As Alan bridges the rift between everyday life and street subsistence (he still has some battery life left in his cell phone, he’s working his way through his last store-bought pack of cigarettes) we’re vicariously ushered to the other side by his new companions. In addition to hearing several real-life sob stories, we learn the ropes of living rough, including how many clothes to wear at once, how to store your stuff at the bowling alley, and what slogans draw the most cash when you “fly a sign” while panhandling. At the same time, we watch characters struggle to get along despite their daunting emotional baggage and crippling mistrust of the world and each other.
Rather than languishing in tragedy or bouncing wildly between moods, the play mercifully aligns its narrative themes with its evening-to-morning timeline: At dusk it’s confusing and foreboding, as the night wears on it becomes increasingly dark, and by sunrise the dialogue softens and brightens, offering a redemptive hint of hope.
Fertile Ground passholders, add Feral to your itinerary; and educators and social servants, put it on your radar as a worthwhile facilitator of tough discussions.
“RIBBONS OF WAR”
A lesbian love affair between a pirate and an aviatrix. Seafaring ballads. A turtledove puppet. Zombies. Animation. A mandolin, a uke, and a Kraken. Bursting with neo-romantic motifs, it’s no wonder this musical sprang from a 2007 indie album of the same name by Philadelphia’s The Extraordinaires. Talk about a at hipster’s wet dream! Not content to rack up subcultural brownie points, writer Andrew Fridae takes his seaworthy story the extra mile with a well-defined and engaging plot to contextualize the pleasing tunes.
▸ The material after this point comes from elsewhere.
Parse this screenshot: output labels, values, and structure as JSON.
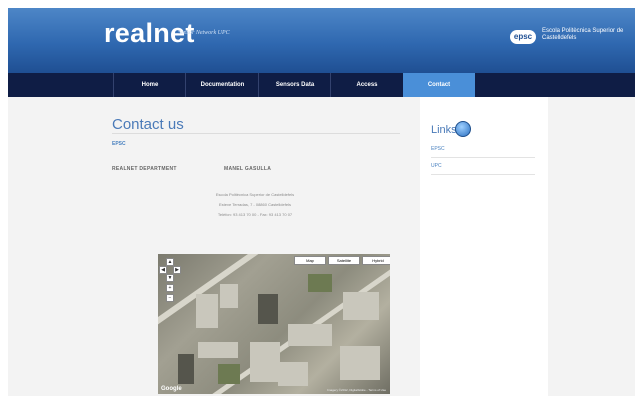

The only clue that young director Josh Gulotta’s fully staged and costumed version of “Ribbons of War” is currently at “workshop” status is—sadly—the singing performances. The most notable exception is aviatrix Annalies (Bahar Baharloo), whose crystalline, intimate voice recalls tones of rock-opera songwriter Anais Mitchell and undeniably carries the show. (Shockingly, Gulotta revealed during opening announcements that this romantic lead only clamored aboard three days before. What a life-saver!) Other standouts are tenor Darling (Leland Radburn), who sounds classically trained, and the shipmates, whose throats are salty-but-serviceable.
Otherwise, the tone of the singing is nasal, breath control falters, and notes frequently fall flat. These technical shortcomings are tough ones to “workshop” away, and it’s a shame considering that all cast members deliver well as actors, aptly riding the whirlwind of high-energy blocking and burning bright with the spirit of the show.
But in a town where even our karaoke scene is so well-peopled with vocal pros that it earns a nod from the New York Times, there’s no great excuse to cast fair-weather singers in a musical. Go to a karaoke bar on a Tuesday, fling a fork and you’ll hit a singing superstar. As Portland screenwriter Chuck Palahniuk famously observed, “We are the all-singing, all-dancing crap of the world!” Too true, and we should have seen more of that crap on this poop deck.
Though you don’t have to be a steam-punk renn-faire role-player to enjoy “Ribbons of War” in its current manifestation, you do have to be able to suck up some so-so vocals. For the many indie-pop fans who are fine with that, this show’s starry-eyed romance, playful ennui and surprising twists will bring pure delight.
“Ribbons of War” continues at Shaking the Tree through February 3.